[Items from an interface collection]
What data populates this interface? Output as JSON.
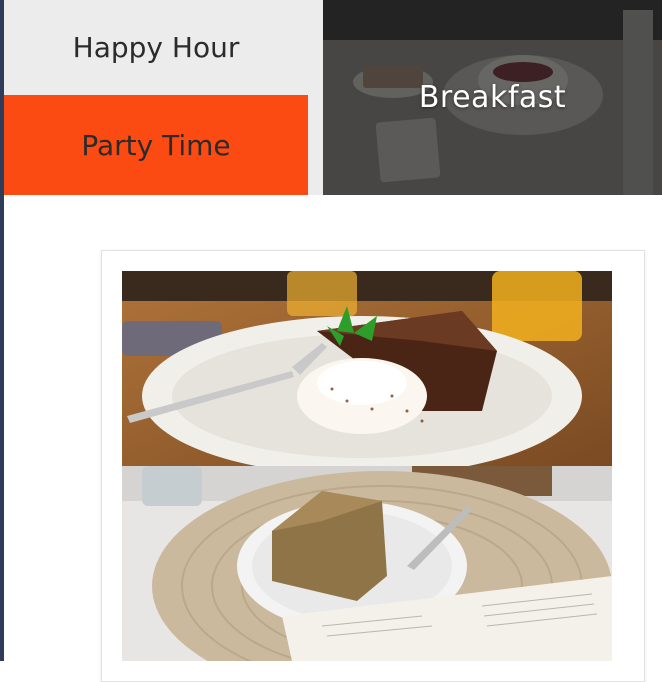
{
  "menu": {
    "items": [
      {
        "label": "Happy Hour",
        "active": false
      },
      {
        "label": "Party Time",
        "active": true
      }
    ]
  },
  "hero": {
    "label": "Breakfast"
  },
  "colors": {
    "accent": "#fb4a12",
    "menu_bg": "#ececec",
    "text": "#2b2b2b"
  },
  "gallery": {
    "images": [
      {
        "name": "chocolate-cake-with-cream-photo"
      },
      {
        "name": "sponge-cake-on-plate-photo"
      }
    ]
  }
}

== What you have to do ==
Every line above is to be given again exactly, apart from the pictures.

== Your solution ==
What data populates this interface? Output as JSON.
{
  "menu": {
    "items": [
      {
        "label": "Happy Hour",
        "active": false
      },
      {
        "label": "Party Time",
        "active": true
      }
    ]
  },
  "hero": {
    "label": "Breakfast"
  },
  "colors": {
    "accent": "#fb4a12",
    "menu_bg": "#ececec",
    "text": "#2b2b2b"
  },
  "gallery": {
    "images": [
      {
        "name": "chocolate-cake-with-cream-photo"
      },
      {
        "name": "sponge-cake-on-plate-photo"
      }
    ]
  }
}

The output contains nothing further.